In this section you can find some resources and information for external users who are using the publicly available data on the ESA Planetary Science Archive.


ESA Planetary Science Archive

SO and UVIS calibrated data is now publicly available via the ESA Planetary Science Archive.


Access the ESA Planetary Science Archive


Below you can find a sample SO file and a short guide explaining how to use the data. Firstly, we suggest that you read both Neefs et al. 2015 and Liuzzi et al. 2019 to understand how the AOTF and diffraction grating work to select the desired spectral region (diffraction order). For those unaccustomed to the PDS4 standard, we suggest you take a look at the NASA PDS Atmospheres Node.


A NOMAD calibrated data product consists of 4 files, conforming to the NASA PDS4 format. An example of an SO channel product is given here:

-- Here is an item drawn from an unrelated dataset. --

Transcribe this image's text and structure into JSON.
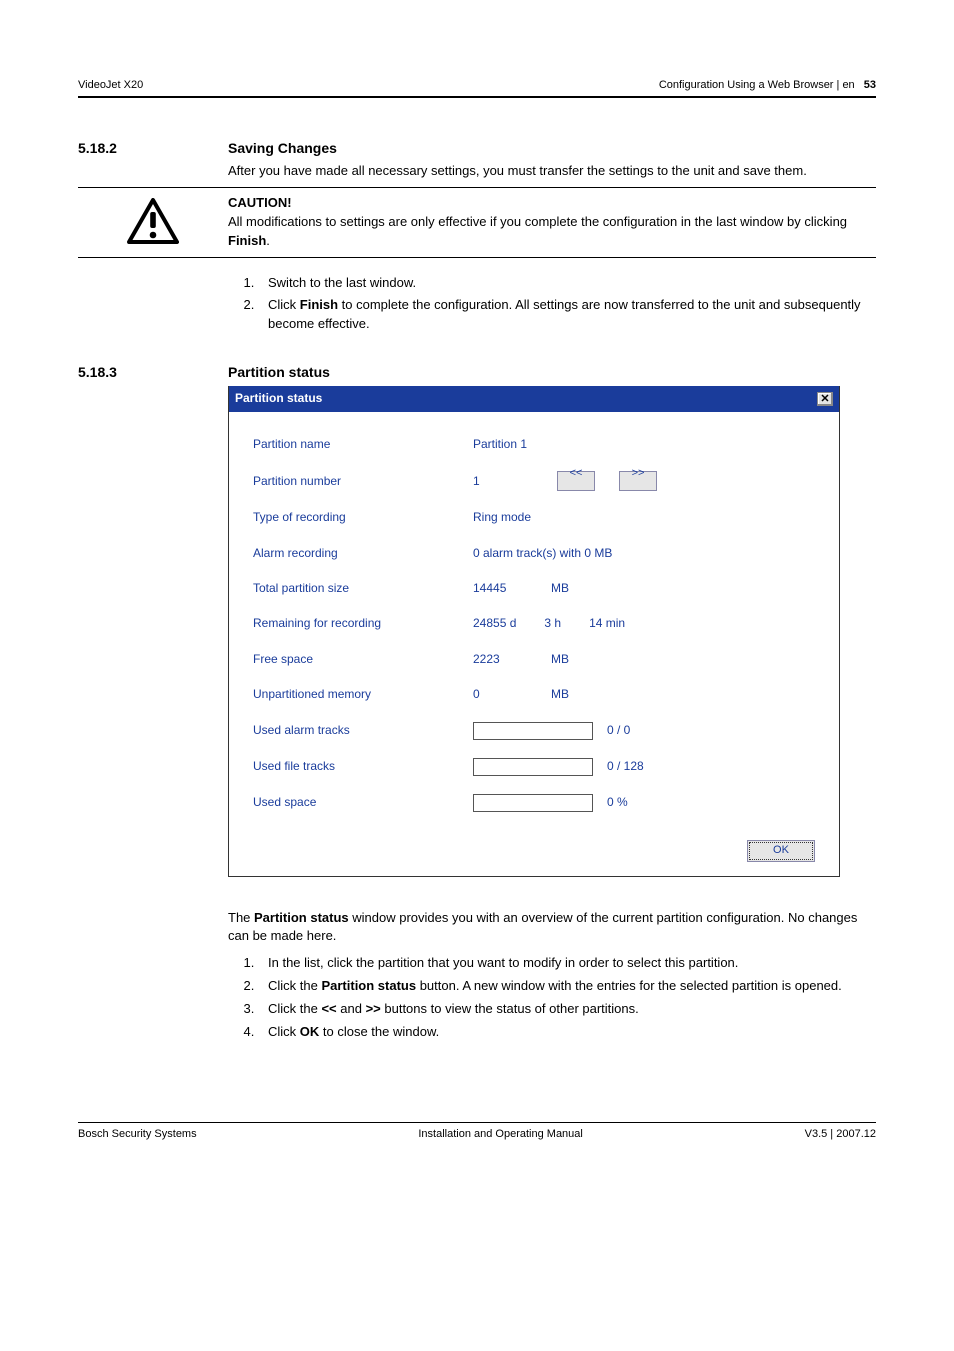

Update 22nd June 2020: Following peer review, the products have been modified.

Note that this is an example of a version 1.0 product. Small changes may be made between the product here and those in the PSA archive. Also note that UVIS observes at the same time as the SO and LNO channels, but operates differently and therefore contains some different fields.


The solar occultation filename has a defined format: nmd_cal_sc_<channel>_<start_time>-<end_time>-<altitude_type>-<observation_type>-<diffraction_order> for the data product/label and nmd_cal_sc_browse_<start_time>-<end_time>-<altitude_type>-<observation_type>-<diffraction_order>-<channel> for the browse product/label. More information on the <altitude_type> and <observation_type> letters can be found here.

By looking at the filename we can see that the product above contains data taken by the SO channel, measuring diffraction order 134 during an egress occultation, starting at 20:21:11 UTC on 21st April 2018 (the first solar occultation of the science phase). The <altitude_type> letter "a" tells us that this diffraction order was measured for the complete solar occultation (i.e. from above the atmosphere to the surface).


The browse product shows a quick summary of the data, displaying the transmittances of all recorded spectra throughout the entire occultation. Notable features include a small H2O absorption band around 3026cm-1. Most bad pixels have been successfully corrected; however some datasets still include the occasional bad pixel. The SO channel consists of 320 pixels in the spectral dimension, ranging here from 3011 to 3035cm-1 for diffraction order 134 and this specific instrument temperature. To run a simple test of your PDS reader, follow the instructions below to plot the transmittances in the data product and check that the figure matches the browse product:

  • Wavenumber data, to be plotted on the x axis, can be found in the xml group field Pixel wavenumbers (for SO) or Pixel wavelengths (for UVIS)
  • Transmittances, to be ploted on the y axis, can be found in the xml group field Pixel transmittances (for occultation data) or Pixel radiances (for UVIS nadir data).
  • The tangent altitude corresponding to the centre of the field of view is found in the fields TangentAltStart0 and TangentAltEnd0, where Start and End correspond to the acqusition start and end times respectively, and the 0 refers to the field of view point (where 0 = centre, and 1-4 define the corners of the SO channel). 


Experiment-To-Archive Interface Document (EAICD)

The EAICD describes the steps taken to process and calibrate the data, and a detailed description of all the fields available in the data.


Click here to access the NOMAD EAICD



Analysing the data

To run retrievals on the data, it is essential that the efffects of the AOTF and diffraction grating are accounted for within the retrieval code. Work is ongoing within the team to finalise the AOTF and grating blaze functions; at present a model is presented in Liuzzi et al. 2019 for those interested in further analysis. As calibration progresses, this page will be updated with more information.


Known issues

This page contains a list of known issues that have been found in the data. If you find anything unusual, please check these pages first to see if the reason is already known.